NASA is sending a set of robotic twins to the moon to measure lunar gravity while chasing one another around in circles.

Thursday and Friday's scheduled launches were delayed by high winds at Cape Canaveral, so NASA will try again on Saturday morning. Their launch window extends into mid-October.

The near-identical twins called GRAIL-A and GRAIL-B, (short for Gravity Recovery and Interior Laboratory), will create the most precise lunar gravity map ever, helping scientists figure out what's beneath the lunar surface and pinpoint the best landing sites for future explorers.Even though they'll be launched together, the two washing machine-size spacecraft will separate an hour into the flight and travel independently to the moon. The roundabout trip will take three to four months, traveling more than 2 million miles. The total cost of the mission is $496 million.

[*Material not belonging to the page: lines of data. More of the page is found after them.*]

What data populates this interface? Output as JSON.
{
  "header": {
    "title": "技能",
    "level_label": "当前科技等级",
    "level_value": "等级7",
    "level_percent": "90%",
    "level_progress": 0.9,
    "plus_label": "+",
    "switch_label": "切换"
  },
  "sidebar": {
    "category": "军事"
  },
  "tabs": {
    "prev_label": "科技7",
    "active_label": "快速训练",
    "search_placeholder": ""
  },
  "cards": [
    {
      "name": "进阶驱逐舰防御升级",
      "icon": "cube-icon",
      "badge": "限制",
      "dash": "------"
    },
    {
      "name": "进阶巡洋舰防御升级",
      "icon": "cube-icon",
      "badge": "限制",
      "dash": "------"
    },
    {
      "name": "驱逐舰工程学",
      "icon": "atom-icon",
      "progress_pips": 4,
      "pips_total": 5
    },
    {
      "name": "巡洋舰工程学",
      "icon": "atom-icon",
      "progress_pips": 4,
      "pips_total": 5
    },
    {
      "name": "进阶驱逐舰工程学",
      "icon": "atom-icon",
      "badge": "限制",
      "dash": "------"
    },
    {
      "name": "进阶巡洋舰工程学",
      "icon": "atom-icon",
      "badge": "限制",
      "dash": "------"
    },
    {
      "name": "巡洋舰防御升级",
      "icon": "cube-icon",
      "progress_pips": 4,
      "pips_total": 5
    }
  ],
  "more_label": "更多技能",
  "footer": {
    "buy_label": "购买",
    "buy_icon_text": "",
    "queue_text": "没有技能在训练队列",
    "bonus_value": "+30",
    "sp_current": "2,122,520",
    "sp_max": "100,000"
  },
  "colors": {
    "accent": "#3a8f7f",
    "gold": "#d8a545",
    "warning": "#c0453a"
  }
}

Grail-A is scheduled to arrive on New Year's Eve, followed by Grail-B on New Year's Day. They will orbit around the lunar poles and eventually wind up circling only 34 miles above the surface.

For nearly three months, the spacecraft will chase one another around the moon, meticulously flying in formation. Radio signals bouncing between the twins will provide their exact locations, even on the dark side of the moon.

Scientists hope the mission answers questions about the moon's origin and it's mysterious far side. Recent research suggests that Earth may have had a second smaller moon that collided with our present moon, producing a mountainous region.

Since the Space Age began in 1957, there have been 109 missions to the moon, 12 men have walked on it's surface during six landings and 842 pounds of rock and and soil have been brought back to Earth and are still being analyzed.